**TASK DESCRIPTION:** When a line of the entries contains the word "Force", report that line.

Start of AVAILABLE RECORDS

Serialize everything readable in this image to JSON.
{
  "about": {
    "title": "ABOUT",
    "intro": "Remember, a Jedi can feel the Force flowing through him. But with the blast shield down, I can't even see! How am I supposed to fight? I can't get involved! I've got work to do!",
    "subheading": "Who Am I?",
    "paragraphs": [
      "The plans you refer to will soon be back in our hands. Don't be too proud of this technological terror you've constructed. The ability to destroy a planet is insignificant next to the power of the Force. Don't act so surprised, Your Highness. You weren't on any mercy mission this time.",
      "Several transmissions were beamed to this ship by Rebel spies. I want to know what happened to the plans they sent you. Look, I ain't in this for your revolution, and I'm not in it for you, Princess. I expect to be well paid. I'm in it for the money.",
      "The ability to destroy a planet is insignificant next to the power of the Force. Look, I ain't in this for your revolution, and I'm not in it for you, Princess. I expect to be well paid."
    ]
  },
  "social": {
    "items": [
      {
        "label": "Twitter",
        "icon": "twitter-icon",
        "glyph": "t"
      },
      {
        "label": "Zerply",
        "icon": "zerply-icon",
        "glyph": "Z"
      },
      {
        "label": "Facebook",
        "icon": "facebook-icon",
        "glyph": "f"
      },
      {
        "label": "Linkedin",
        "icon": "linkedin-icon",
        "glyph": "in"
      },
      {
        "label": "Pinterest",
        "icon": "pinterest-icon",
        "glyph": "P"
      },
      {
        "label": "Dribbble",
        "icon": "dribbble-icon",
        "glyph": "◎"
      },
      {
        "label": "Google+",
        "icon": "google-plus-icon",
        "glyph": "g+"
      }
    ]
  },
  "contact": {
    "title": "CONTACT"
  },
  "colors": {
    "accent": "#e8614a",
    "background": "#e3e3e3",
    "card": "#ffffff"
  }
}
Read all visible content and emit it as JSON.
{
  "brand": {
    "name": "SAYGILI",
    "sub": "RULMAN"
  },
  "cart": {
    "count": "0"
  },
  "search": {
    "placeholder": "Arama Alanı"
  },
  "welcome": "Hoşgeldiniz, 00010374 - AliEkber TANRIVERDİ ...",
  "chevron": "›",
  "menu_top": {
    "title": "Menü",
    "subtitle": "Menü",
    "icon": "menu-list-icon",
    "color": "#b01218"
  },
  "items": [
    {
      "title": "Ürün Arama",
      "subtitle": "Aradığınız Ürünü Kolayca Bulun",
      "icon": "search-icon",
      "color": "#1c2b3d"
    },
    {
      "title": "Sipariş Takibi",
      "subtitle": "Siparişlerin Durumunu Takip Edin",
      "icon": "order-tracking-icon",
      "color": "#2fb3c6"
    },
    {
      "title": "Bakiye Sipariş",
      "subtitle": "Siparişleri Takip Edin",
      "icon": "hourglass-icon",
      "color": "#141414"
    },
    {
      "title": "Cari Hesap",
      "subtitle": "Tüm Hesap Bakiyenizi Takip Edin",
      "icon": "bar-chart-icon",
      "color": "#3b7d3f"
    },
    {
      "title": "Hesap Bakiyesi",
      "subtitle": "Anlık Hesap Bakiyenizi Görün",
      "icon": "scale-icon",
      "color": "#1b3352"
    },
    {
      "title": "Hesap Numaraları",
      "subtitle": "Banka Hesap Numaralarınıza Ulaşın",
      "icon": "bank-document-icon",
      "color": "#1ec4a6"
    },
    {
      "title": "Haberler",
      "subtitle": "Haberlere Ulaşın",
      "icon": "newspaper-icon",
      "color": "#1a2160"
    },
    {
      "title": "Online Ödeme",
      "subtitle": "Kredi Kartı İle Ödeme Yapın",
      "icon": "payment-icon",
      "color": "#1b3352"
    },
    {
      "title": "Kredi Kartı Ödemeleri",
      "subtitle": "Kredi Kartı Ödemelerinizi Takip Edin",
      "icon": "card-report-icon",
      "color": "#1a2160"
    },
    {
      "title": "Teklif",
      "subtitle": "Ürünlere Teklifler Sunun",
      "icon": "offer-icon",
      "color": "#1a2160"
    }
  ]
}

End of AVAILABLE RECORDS

**FINAL ANSWER:**
    "intro": "Remember, a Jedi can feel the Force flowing through him. But with the blast shield down, I can't even see! How am I supposed to fight? I can't get involved! I've got work to do!",
      "The plans you refer to will soon be back in our hands. Don't be too proud of this technological terror you've constructed. The ability to destroy a planet is insignificant next to the power of the Force. Don't act so surprised, Your Highness. You weren't on any mercy mission this time.",
      "The ability to destroy a planet is insignificant next to the power of the Force. Look, I ain't in this for your revolution, and I'm not in it for you, Princess. I expect to be well paid."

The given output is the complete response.